The German software maker also points to the less obvious area of financial services and banking saying that IoT is just beginning to emerge in the financial services sector as retail banks are still grappling with the cost/benefit ratio of implementing IoT technology.
“However, as banks seek new ways to engage customers and increase their line of business opportunities, they will begin to use IoT-enabled incentives to grow their customer base and make banking easier and more rewarding. Three emerging trends in this space include mobile banking, spending tracking and wearables,” stated SAP’s Lynch.
What millennials & digital natives want
Telecoms will also be significant. According to IDC, there are already nearly 200 billion computerized devices, with 20 billion of them wired and communicating via the Internet, and more than 50 billion sensors that track, monitor, or feed data to those connected things. Last but not least, retail will also be huge for the next IoT implementations within areas like inventory management, targeted sales promotions and the opportunity to talk to this new younger generation of users that we call ‘millennials’ or ‘digital natives’.
Where do we go from here? That’s actually a comparatively easy question to answer. If we have spent the first half of this decade connecting devices to the Internet and creating the Internet of Things, then we will spend the latter half of this period connecting these things to each other and integrating the back end.
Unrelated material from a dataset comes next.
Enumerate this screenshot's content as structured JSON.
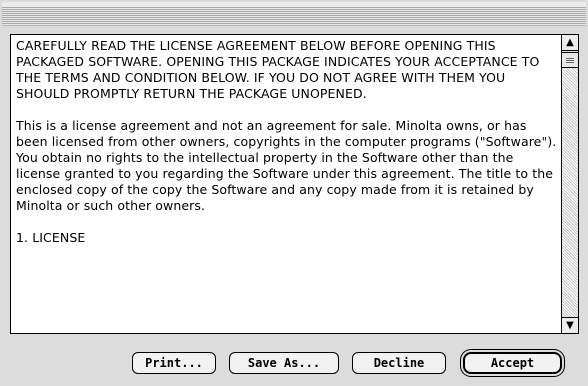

“With all this telemetry being given off by people, vehicles, machines and even the humble UPS package, workflow systems (BPMS) will soon spend more time interacting with devices than they do with people. It’s not that people will stop doing the work: they’ll just stop going the paperwork,” said Kevin Parker, VP of worldwide marketing at ‘orchestration technologies’ company Serena Software.
So will the robots take over by 2020? No, not if we keep programming with culturally price-sensitive control in mind they won’t.
This article was written by Adrian Bridgwater from Forbes and was legally licensed through the NewsCred publisher network.